[BRIEF]
Print the listing below again. Change nothing.
*** THE INPUT ***
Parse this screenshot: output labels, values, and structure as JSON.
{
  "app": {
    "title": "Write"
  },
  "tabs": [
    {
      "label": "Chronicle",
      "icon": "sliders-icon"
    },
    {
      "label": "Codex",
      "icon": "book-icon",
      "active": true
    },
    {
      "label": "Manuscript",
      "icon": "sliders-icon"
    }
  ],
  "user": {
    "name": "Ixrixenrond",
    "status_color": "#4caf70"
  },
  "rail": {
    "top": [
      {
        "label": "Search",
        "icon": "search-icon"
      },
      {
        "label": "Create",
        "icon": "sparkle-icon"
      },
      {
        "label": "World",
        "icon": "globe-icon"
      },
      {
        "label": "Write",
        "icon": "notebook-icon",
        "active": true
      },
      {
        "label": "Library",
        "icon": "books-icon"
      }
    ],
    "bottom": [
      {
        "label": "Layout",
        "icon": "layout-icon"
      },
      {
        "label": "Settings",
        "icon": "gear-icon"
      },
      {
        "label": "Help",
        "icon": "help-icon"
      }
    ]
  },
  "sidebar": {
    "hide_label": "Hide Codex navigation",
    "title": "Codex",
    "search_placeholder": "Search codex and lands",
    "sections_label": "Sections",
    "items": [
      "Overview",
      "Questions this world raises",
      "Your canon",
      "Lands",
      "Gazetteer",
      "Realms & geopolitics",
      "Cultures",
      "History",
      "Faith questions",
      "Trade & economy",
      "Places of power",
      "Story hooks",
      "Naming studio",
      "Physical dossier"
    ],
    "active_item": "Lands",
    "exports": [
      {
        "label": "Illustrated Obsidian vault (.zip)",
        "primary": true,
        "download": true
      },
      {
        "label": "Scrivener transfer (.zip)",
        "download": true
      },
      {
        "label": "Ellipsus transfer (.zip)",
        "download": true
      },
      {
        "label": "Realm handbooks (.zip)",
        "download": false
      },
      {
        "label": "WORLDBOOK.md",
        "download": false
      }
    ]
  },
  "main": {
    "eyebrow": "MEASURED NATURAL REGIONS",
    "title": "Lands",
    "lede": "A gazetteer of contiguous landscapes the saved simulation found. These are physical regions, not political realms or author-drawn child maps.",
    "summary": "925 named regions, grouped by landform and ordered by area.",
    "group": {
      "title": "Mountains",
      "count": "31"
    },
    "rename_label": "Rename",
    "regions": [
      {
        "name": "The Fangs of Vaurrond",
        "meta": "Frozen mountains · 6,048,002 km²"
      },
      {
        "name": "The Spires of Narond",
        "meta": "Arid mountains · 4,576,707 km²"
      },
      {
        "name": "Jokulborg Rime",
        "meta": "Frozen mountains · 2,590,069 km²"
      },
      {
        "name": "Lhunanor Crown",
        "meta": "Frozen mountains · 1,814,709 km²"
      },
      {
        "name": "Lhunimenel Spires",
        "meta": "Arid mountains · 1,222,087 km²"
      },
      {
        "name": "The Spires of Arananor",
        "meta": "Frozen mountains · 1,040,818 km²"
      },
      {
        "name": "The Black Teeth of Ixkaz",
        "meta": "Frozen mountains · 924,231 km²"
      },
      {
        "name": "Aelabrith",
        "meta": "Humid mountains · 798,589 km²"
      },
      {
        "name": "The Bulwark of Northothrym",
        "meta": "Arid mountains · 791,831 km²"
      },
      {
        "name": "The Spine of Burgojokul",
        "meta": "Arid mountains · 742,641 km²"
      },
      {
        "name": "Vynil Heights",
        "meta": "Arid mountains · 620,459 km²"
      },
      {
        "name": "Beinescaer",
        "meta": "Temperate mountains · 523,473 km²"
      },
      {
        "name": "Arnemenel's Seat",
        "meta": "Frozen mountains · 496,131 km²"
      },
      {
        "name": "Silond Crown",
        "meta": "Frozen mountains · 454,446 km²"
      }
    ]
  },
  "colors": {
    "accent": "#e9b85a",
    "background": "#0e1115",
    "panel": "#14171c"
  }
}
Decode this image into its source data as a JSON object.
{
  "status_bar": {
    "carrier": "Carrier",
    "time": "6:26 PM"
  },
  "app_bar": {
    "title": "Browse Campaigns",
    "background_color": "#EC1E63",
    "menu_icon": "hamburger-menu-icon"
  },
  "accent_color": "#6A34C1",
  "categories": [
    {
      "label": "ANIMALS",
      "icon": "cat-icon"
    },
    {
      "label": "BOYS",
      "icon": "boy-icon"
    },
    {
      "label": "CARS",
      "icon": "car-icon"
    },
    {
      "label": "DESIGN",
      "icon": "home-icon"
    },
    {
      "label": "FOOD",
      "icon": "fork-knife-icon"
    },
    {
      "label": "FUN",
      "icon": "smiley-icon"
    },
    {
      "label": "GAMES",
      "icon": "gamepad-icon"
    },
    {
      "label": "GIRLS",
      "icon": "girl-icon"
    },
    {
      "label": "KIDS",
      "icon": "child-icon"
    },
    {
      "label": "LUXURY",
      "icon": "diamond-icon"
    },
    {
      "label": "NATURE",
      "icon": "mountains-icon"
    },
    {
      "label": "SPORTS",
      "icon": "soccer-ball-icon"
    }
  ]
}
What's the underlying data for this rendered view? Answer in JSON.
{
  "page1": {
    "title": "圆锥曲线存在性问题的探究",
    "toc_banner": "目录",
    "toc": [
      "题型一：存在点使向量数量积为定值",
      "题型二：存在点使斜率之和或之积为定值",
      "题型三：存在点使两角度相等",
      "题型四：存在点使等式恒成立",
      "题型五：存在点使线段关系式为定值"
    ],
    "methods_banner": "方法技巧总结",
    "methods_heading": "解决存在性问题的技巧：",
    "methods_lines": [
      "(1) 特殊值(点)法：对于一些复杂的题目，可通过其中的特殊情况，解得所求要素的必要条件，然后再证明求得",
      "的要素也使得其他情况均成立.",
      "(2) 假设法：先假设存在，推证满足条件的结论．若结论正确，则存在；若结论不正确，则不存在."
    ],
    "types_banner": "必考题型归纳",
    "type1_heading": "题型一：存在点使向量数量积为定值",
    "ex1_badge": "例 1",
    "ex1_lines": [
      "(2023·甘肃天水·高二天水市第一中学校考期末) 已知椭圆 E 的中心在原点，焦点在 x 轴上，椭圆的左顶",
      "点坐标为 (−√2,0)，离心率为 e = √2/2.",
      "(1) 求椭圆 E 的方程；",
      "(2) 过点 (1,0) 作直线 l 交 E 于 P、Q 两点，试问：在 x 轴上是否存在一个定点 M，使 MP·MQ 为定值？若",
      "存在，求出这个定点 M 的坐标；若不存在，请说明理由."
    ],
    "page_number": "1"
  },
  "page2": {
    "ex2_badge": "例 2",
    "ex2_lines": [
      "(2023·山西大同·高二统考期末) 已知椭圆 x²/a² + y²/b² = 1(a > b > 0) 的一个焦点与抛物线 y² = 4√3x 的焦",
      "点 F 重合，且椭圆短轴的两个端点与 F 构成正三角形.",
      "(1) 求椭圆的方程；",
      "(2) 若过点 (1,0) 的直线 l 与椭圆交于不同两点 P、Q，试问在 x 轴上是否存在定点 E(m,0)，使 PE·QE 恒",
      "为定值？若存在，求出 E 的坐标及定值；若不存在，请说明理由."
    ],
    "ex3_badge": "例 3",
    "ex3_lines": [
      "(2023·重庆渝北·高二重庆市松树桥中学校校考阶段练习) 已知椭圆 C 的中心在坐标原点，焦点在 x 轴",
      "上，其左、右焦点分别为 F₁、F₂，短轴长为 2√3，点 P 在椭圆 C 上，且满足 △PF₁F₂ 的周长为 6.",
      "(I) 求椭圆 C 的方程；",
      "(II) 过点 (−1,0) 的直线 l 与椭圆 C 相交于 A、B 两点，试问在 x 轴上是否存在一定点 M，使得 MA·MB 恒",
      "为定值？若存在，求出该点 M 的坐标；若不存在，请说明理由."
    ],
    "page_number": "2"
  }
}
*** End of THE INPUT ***
[SOLVED EXERCISE]
Parse this screenshot: output labels, values, and structure as JSON.
{
  "app": {
    "title": "Write"
  },
  "tabs": [
    {
      "label": "Chronicle",
      "icon": "sliders-icon"
    },
    {
      "label": "Codex",
      "icon": "book-icon",
      "active": true
    },
    {
      "label": "Manuscript",
      "icon": "sliders-icon"
    }
  ],
  "user": {
    "name": "Ixrixenrond",
    "status_color": "#4caf70"
  },
  "rail": {
    "top": [
      {
        "label": "Search",
        "icon": "search-icon"
      },
      {
        "label": "Create",
        "icon": "sparkle-icon"
      },
      {
        "label": "World",
        "icon": "globe-icon"
      },
      {
        "label": "Write",
        "icon": "notebook-icon",
        "active": true
      },
      {
        "label": "Library",
        "icon": "books-icon"
      }
    ],
    "bottom": [
      {
        "label": "Layout",
        "icon": "layout-icon"
      },
      {
        "label": "Settings",
        "icon": "gear-icon"
      },
      {
        "label": "Help",
        "icon": "help-icon"
      }
    ]
  },
  "sidebar": {
    "hide_label": "Hide Codex navigation",
    "title": "Codex",
    "search_placeholder": "Search codex and lands",
    "sections_label": "Sections",
    "items": [
      "Overview",
      "Questions this world raises",
      "Your canon",
      "Lands",
      "Gazetteer",
      "Realms & geopolitics",
      "Cultures",
      "History",
      "Faith questions",
      "Trade & economy",
      "Places of power",
      "Story hooks",
      "Naming studio",
      "Physical dossier"
    ],
    "active_item": "Lands",
    "exports": [
      {
        "label": "Illustrated Obsidian vault (.zip)",
        "primary": true,
        "download": true
      },
      {
        "label": "Scrivener transfer (.zip)",
        "download": true
      },
      {
        "label": "Ellipsus transfer (.zip)",
        "download": true
      },
      {
        "label": "Realm handbooks (.zip)",
        "download": false
      },
      {
        "label": "WORLDBOOK.md",
        "download": false
      }
    ]
  },
  "main": {
    "eyebrow": "MEASURED NATURAL REGIONS",
    "title": "Lands",
    "lede": "A gazetteer of contiguous landscapes the saved simulation found. These are physical regions, not political realms or author-drawn child maps.",
    "summary": "925 named regions, grouped by landform and ordered by area.",
    "group": {
      "title": "Mountains",
      "count": "31"
    },
    "rename_label": "Rename",
    "regions": [
      {
        "name": "The Fangs of Vaurrond",
        "meta": "Frozen mountains · 6,048,002 km²"
      },
      {
        "name": "The Spires of Narond",
        "meta": "Arid mountains · 4,576,707 km²"
      },
      {
        "name": "Jokulborg Rime",
        "meta": "Frozen mountains · 2,590,069 km²"
      },
      {
        "name": "Lhunanor Crown",
        "meta": "Frozen mountains · 1,814,709 km²"
      },
      {
        "name": "Lhunimenel Spires",
        "meta": "Arid mountains · 1,222,087 km²"
      },
      {
        "name": "The Spires of Arananor",
        "meta": "Frozen mountains · 1,040,818 km²"
      },
      {
        "name": "The Black Teeth of Ixkaz",
        "meta": "Frozen mountains · 924,231 km²"
      },
      {
        "name": "Aelabrith",
        "meta": "Humid mountains · 798,589 km²"
      },
      {
        "name": "The Bulwark of Northothrym",
        "meta": "Arid mountains · 791,831 km²"
      },
      {
        "name": "The Spine of Burgojokul",
        "meta": "Arid mountains · 742,641 km²"
      },
      {
        "name": "Vynil Heights",
        "meta": "Arid mountains · 620,459 km²"
      },
      {
        "name": "Beinescaer",
        "meta": "Temperate mountains · 523,473 km²"
      },
      {
        "name": "Arnemenel's Seat",
        "meta": "Frozen mountains · 496,131 km²"
      },
      {
        "name": "Silond Crown",
        "meta": "Frozen mountains · 454,446 km²"
      }
    ]
  },
  "colors": {
    "accent": "#e9b85a",
    "background": "#0e1115",
    "panel": "#14171c"
  }
}
Decode this image into its source data as a JSON object.
{
  "status_bar": {
    "carrier": "Carrier",
    "time": "6:26 PM"
  },
  "app_bar": {
    "title": "Browse Campaigns",
    "background_color": "#EC1E63",
    "menu_icon": "hamburger-menu-icon"
  },
  "accent_color": "#6A34C1",
  "categories": [
    {
      "label": "ANIMALS",
      "icon": "cat-icon"
    },
    {
      "label": "BOYS",
      "icon": "boy-icon"
    },
    {
      "label": "CARS",
      "icon": "car-icon"
    },
    {
      "label": "DESIGN",
      "icon": "home-icon"
    },
    {
      "label": "FOOD",
      "icon": "fork-knife-icon"
    },
    {
      "label": "FUN",
      "icon": "smiley-icon"
    },
    {
      "label": "GAMES",
      "icon": "gamepad-icon"
    },
    {
      "label": "GIRLS",
      "icon": "girl-icon"
    },
    {
      "label": "KIDS",
      "icon": "child-icon"
    },
    {
      "label": "LUXURY",
      "icon": "diamond-icon"
    },
    {
      "label": "NATURE",
      "icon": "mountains-icon"
    },
    {
      "label": "SPORTS",
      "icon": "soccer-ball-icon"
    }
  ]
}
What's the underlying data for this rendered view? Answer in JSON.
{
  "page1": {
    "title": "圆锥曲线存在性问题的探究",
    "toc_banner": "目录",
    "toc": [
      "题型一：存在点使向量数量积为定值",
      "题型二：存在点使斜率之和或之积为定值",
      "题型三：存在点使两角度相等",
      "题型四：存在点使等式恒成立",
      "题型五：存在点使线段关系式为定值"
    ],
    "methods_banner": "方法技巧总结",
    "methods_heading": "解决存在性问题的技巧：",
    "methods_lines": [
      "(1) 特殊值(点)法：对于一些复杂的题目，可通过其中的特殊情况，解得所求要素的必要条件，然后再证明求得",
      "的要素也使得其他情况均成立.",
      "(2) 假设法：先假设存在，推证满足条件的结论．若结论正确，则存在；若结论不正确，则不存在."
    ],
    "types_banner": "必考题型归纳",
    "type1_heading": "题型一：存在点使向量数量积为定值",
    "ex1_badge": "例 1",
    "ex1_lines": [
      "(2023·甘肃天水·高二天水市第一中学校考期末) 已知椭圆 E 的中心在原点，焦点在 x 轴上，椭圆的左顶",
      "点坐标为 (−√2,0)，离心率为 e = √2/2.",
      "(1) 求椭圆 E 的方程；",
      "(2) 过点 (1,0) 作直线 l 交 E 于 P、Q 两点，试问：在 x 轴上是否存在一个定点 M，使 MP·MQ 为定值？若",
      "存在，求出这个定点 M 的坐标；若不存在，请说明理由."
    ],
    "page_number": "1"
  },
  "page2": {
    "ex2_badge": "例 2",
    "ex2_lines": [
      "(2023·山西大同·高二统考期末) 已知椭圆 x²/a² + y²/b² = 1(a > b > 0) 的一个焦点与抛物线 y² = 4√3x 的焦",
      "点 F 重合，且椭圆短轴的两个端点与 F 构成正三角形.",
      "(1) 求椭圆的方程；",
      "(2) 若过点 (1,0) 的直线 l 与椭圆交于不同两点 P、Q，试问在 x 轴上是否存在定点 E(m,0)，使 PE·QE 恒",
      "为定值？若存在，求出 E 的坐标及定值；若不存在，请说明理由."
    ],
    "ex3_badge": "例 3",
    "ex3_lines": [
      "(2023·重庆渝北·高二重庆市松树桥中学校校考阶段练习) 已知椭圆 C 的中心在坐标原点，焦点在 x 轴",
      "上，其左、右焦点分别为 F₁、F₂，短轴长为 2√3，点 P 在椭圆 C 上，且满足 △PF₁F₂ 的周长为 6.",
      "(I) 求椭圆 C 的方程；",
      "(II) 过点 (−1,0) 的直线 l 与椭圆 C 相交于 A、B 两点，试问在 x 轴上是否存在一定点 M，使得 MA·MB 恒",
      "为定值？若存在，求出该点 M 的坐标；若不存在，请说明理由."
    ],
    "page_number": "2"
  }
}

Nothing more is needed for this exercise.